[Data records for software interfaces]

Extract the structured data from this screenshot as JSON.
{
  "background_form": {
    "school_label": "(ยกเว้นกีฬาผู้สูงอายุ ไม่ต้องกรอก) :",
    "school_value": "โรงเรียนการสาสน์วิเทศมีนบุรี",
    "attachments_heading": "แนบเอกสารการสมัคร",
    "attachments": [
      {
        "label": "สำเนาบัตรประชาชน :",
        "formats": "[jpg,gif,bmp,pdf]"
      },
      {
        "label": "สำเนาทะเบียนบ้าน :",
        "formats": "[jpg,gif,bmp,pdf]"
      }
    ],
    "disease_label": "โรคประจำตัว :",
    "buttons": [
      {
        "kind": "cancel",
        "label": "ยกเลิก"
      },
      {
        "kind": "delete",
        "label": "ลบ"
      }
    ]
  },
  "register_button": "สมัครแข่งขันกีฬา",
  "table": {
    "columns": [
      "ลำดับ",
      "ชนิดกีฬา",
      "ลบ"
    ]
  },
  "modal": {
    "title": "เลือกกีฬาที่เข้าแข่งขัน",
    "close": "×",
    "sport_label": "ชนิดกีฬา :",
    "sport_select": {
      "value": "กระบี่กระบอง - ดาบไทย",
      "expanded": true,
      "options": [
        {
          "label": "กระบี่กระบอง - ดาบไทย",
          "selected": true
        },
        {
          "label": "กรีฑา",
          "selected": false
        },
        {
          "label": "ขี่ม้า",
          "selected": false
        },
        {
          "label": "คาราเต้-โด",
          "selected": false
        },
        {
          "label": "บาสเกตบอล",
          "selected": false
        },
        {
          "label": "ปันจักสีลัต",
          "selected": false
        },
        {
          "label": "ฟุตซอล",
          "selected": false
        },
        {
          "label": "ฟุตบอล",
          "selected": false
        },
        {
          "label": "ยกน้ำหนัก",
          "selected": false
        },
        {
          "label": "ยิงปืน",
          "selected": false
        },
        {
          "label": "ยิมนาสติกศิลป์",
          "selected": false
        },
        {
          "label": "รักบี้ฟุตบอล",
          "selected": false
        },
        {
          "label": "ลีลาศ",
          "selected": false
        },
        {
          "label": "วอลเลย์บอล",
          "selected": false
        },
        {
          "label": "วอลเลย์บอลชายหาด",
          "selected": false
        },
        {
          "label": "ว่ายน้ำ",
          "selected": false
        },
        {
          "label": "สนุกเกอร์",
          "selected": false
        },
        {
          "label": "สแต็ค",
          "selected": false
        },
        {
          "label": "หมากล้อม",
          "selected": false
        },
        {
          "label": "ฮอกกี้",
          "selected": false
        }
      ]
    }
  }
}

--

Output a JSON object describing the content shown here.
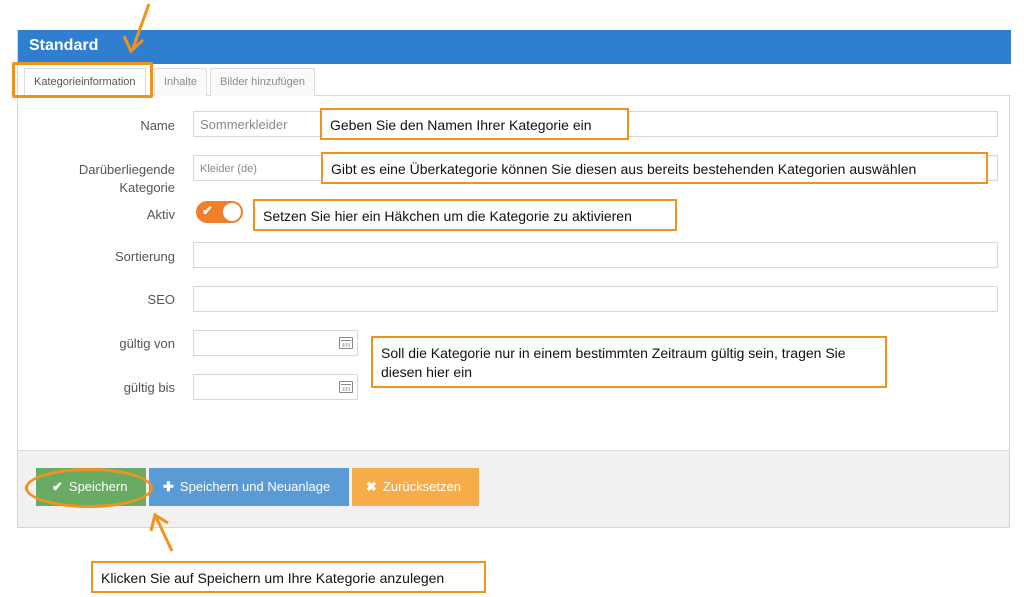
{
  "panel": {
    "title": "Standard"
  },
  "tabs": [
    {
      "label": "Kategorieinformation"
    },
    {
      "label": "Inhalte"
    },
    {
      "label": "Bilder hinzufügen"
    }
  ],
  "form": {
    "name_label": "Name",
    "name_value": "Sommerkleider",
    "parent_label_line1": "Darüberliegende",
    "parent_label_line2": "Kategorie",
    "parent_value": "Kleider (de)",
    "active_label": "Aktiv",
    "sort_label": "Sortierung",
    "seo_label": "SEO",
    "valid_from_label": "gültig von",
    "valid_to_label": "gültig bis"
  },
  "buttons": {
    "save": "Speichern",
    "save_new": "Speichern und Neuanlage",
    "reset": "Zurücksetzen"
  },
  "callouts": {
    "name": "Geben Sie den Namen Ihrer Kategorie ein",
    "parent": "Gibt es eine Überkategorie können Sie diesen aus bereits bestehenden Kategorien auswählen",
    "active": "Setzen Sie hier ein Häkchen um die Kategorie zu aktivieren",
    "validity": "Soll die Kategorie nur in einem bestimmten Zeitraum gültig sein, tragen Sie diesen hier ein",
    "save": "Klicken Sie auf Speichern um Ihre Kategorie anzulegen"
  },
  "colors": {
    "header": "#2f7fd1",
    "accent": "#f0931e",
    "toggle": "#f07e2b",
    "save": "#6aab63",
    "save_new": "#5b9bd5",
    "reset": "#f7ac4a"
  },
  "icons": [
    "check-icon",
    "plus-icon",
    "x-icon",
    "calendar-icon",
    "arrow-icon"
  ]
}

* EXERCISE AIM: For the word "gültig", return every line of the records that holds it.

* SOLUTION TO THIS TASK:
    "valid_from_label": "gültig von",
    "valid_to_label": "gültig bis"
    "validity": "Soll die Kategorie nur in einem bestimmten Zeitraum gültig sein, tragen Sie diesen hier ein",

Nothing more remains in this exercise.